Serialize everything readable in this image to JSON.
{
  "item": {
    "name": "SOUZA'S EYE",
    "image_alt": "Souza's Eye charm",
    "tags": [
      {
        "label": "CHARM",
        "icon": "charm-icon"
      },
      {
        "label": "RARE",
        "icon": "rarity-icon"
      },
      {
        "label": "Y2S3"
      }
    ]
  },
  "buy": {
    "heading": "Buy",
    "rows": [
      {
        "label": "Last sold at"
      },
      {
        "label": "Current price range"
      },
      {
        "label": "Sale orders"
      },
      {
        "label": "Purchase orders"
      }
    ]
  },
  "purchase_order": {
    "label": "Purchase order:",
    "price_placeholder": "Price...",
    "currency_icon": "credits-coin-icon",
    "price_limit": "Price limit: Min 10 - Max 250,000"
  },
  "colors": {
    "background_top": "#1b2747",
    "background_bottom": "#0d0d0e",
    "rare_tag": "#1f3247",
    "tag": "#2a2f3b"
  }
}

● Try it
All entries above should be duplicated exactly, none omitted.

● Exercise solution
Serialize everything readable in this image to JSON.
{
  "item": {
    "name": "SOUZA'S EYE",
    "image_alt": "Souza's Eye charm",
    "tags": [
      {
        "label": "CHARM",
        "icon": "charm-icon"
      },
      {
        "label": "RARE",
        "icon": "rarity-icon"
      },
      {
        "label": "Y2S3"
      }
    ]
  },
  "buy": {
    "heading": "Buy",
    "rows": [
      {
        "label": "Last sold at"
      },
      {
        "label": "Current price range"
      },
      {
        "label": "Sale orders"
      },
      {
        "label": "Purchase orders"
      }
    ]
  },
  "purchase_order": {
    "label": "Purchase order:",
    "price_placeholder": "Price...",
    "currency_icon": "credits-coin-icon",
    "price_limit": "Price limit: Min 10 - Max 250,000"
  },
  "colors": {
    "background_top": "#1b2747",
    "background_bottom": "#0d0d0e",
    "rare_tag": "#1f3247",
    "tag": "#2a2f3b"
  }
}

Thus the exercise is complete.